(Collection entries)
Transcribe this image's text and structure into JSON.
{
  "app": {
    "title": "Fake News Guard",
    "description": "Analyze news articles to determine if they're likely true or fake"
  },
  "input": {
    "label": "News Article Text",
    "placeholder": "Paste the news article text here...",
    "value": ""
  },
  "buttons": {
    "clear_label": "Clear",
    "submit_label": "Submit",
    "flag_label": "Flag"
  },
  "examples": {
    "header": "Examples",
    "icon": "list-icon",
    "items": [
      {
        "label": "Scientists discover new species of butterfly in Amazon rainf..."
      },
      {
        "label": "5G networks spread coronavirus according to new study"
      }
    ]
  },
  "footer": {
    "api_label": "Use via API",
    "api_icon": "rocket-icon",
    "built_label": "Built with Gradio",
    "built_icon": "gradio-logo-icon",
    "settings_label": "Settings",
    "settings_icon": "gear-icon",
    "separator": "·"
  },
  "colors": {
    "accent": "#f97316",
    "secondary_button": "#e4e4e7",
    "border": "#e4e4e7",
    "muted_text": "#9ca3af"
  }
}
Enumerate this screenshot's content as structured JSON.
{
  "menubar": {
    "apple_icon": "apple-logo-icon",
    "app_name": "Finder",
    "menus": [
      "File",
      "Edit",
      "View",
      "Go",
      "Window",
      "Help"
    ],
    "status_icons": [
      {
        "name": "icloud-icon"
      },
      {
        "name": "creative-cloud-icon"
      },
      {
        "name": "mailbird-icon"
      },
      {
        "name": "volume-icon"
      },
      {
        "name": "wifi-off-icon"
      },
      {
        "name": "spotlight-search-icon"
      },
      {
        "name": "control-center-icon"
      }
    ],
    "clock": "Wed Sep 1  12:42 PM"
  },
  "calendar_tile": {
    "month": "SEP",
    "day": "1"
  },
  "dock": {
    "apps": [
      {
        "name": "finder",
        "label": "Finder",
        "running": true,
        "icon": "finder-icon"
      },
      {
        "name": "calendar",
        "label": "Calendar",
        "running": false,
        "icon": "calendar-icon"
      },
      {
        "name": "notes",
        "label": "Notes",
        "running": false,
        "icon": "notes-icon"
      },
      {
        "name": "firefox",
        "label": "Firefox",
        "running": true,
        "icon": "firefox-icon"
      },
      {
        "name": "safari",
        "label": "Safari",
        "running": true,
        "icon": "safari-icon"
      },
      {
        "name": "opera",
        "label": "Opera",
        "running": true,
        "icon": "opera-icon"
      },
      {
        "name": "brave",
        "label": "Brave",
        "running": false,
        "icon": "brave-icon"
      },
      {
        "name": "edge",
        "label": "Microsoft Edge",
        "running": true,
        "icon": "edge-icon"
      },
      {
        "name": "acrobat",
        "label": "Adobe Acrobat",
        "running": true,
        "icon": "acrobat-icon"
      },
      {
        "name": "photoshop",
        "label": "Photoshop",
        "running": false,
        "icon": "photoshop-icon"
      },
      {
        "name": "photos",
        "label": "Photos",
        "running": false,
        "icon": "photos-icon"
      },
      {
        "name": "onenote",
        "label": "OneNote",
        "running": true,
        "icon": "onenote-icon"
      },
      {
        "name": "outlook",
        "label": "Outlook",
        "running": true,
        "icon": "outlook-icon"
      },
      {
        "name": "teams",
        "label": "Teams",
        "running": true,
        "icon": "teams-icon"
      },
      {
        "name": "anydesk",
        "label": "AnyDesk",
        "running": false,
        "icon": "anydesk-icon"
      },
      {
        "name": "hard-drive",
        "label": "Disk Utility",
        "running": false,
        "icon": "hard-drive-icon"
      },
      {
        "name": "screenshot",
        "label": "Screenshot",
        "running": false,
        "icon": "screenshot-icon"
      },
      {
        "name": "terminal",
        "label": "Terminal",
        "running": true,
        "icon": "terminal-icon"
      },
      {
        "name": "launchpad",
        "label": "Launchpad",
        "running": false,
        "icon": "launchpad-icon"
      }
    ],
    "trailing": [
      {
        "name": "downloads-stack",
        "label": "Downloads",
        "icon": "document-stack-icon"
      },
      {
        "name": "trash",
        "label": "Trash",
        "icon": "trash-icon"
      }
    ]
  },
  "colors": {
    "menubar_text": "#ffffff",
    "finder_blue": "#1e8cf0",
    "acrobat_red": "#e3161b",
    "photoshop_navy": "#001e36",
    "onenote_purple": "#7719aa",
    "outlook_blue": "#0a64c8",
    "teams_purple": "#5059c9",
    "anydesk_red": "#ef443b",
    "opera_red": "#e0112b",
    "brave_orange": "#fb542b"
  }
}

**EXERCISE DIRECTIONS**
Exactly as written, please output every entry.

**TASK RESULT**
Transcribe this image's text and structure into JSON.
{
  "app": {
    "title": "Fake News Guard",
    "description": "Analyze news articles to determine if they're likely true or fake"
  },
  "input": {
    "label": "News Article Text",
    "placeholder": "Paste the news article text here...",
    "value": ""
  },
  "buttons": {
    "clear_label": "Clear",
    "submit_label": "Submit",
    "flag_label": "Flag"
  },
  "examples": {
    "header": "Examples",
    "icon": "list-icon",
    "items": [
      {
        "label": "Scientists discover new species of butterfly in Amazon rainf..."
      },
      {
        "label": "5G networks spread coronavirus according to new study"
      }
    ]
  },
  "footer": {
    "api_label": "Use via API",
    "api_icon": "rocket-icon",
    "built_label": "Built with Gradio",
    "built_icon": "gradio-logo-icon",
    "settings_label": "Settings",
    "settings_icon": "gear-icon",
    "separator": "·"
  },
  "colors": {
    "accent": "#f97316",
    "secondary_button": "#e4e4e7",
    "border": "#e4e4e7",
    "muted_text": "#9ca3af"
  }
}
Enumerate this screenshot's content as structured JSON.
{
  "menubar": {
    "apple_icon": "apple-logo-icon",
    "app_name": "Finder",
    "menus": [
      "File",
      "Edit",
      "View",
      "Go",
      "Window",
      "Help"
    ],
    "status_icons": [
      {
        "name": "icloud-icon"
      },
      {
        "name": "creative-cloud-icon"
      },
      {
        "name": "mailbird-icon"
      },
      {
        "name": "volume-icon"
      },
      {
        "name": "wifi-off-icon"
      },
      {
        "name": "spotlight-search-icon"
      },
      {
        "name": "control-center-icon"
      }
    ],
    "clock": "Wed Sep 1  12:42 PM"
  },
  "calendar_tile": {
    "month": "SEP",
    "day": "1"
  },
  "dock": {
    "apps": [
      {
        "name": "finder",
        "label": "Finder",
        "running": true,
        "icon": "finder-icon"
      },
      {
        "name": "calendar",
        "label": "Calendar",
        "running": false,
        "icon": "calendar-icon"
      },
      {
        "name": "notes",
        "label": "Notes",
        "running": false,
        "icon": "notes-icon"
      },
      {
        "name": "firefox",
        "label": "Firefox",
        "running": true,
        "icon": "firefox-icon"
      },
      {
        "name": "safari",
        "label": "Safari",
        "running": true,
        "icon": "safari-icon"
      },
      {
        "name": "opera",
        "label": "Opera",
        "running": true,
        "icon": "opera-icon"
      },
      {
        "name": "brave",
        "label": "Brave",
        "running": false,
        "icon": "brave-icon"
      },
      {
        "name": "edge",
        "label": "Microsoft Edge",
        "running": true,
        "icon": "edge-icon"
      },
      {
        "name": "acrobat",
        "label": "Adobe Acrobat",
        "running": true,
        "icon": "acrobat-icon"
      },
      {
        "name": "photoshop",
        "label": "Photoshop",
        "running": false,
        "icon": "photoshop-icon"
      },
      {
        "name": "photos",
        "label": "Photos",
        "running": false,
        "icon": "photos-icon"
      },
      {
        "name": "onenote",
        "label": "OneNote",
        "running": true,
        "icon": "onenote-icon"
      },
      {
        "name": "outlook",
        "label": "Outlook",
        "running": true,
        "icon": "outlook-icon"
      },
      {
        "name": "teams",
        "label": "Teams",
        "running": true,
        "icon": "teams-icon"
      },
      {
        "name": "anydesk",
        "label": "AnyDesk",
        "running": false,
        "icon": "anydesk-icon"
      },
      {
        "name": "hard-drive",
        "label": "Disk Utility",
        "running": false,
        "icon": "hard-drive-icon"
      },
      {
        "name": "screenshot",
        "label": "Screenshot",
        "running": false,
        "icon": "screenshot-icon"
      },
      {
        "name": "terminal",
        "label": "Terminal",
        "running": true,
        "icon": "terminal-icon"
      },
      {
        "name": "launchpad",
        "label": "Launchpad",
        "running": false,
        "icon": "launchpad-icon"
      }
    ],
    "trailing": [
      {
        "name": "downloads-stack",
        "label": "Downloads",
        "icon": "document-stack-icon"
      },
      {
        "name": "trash",
        "label": "Trash",
        "icon": "trash-icon"
      }
    ]
  },
  "colors": {
    "menubar_text": "#ffffff",
    "finder_blue": "#1e8cf0",
    "acrobat_red": "#e3161b",
    "photoshop_navy": "#001e36",
    "onenote_purple": "#7719aa",
    "outlook_blue": "#0a64c8",
    "teams_purple": "#5059c9",
    "anydesk_red": "#ef443b",
    "opera_red": "#e0112b",
    "brave_orange": "#fb542b"
  }
}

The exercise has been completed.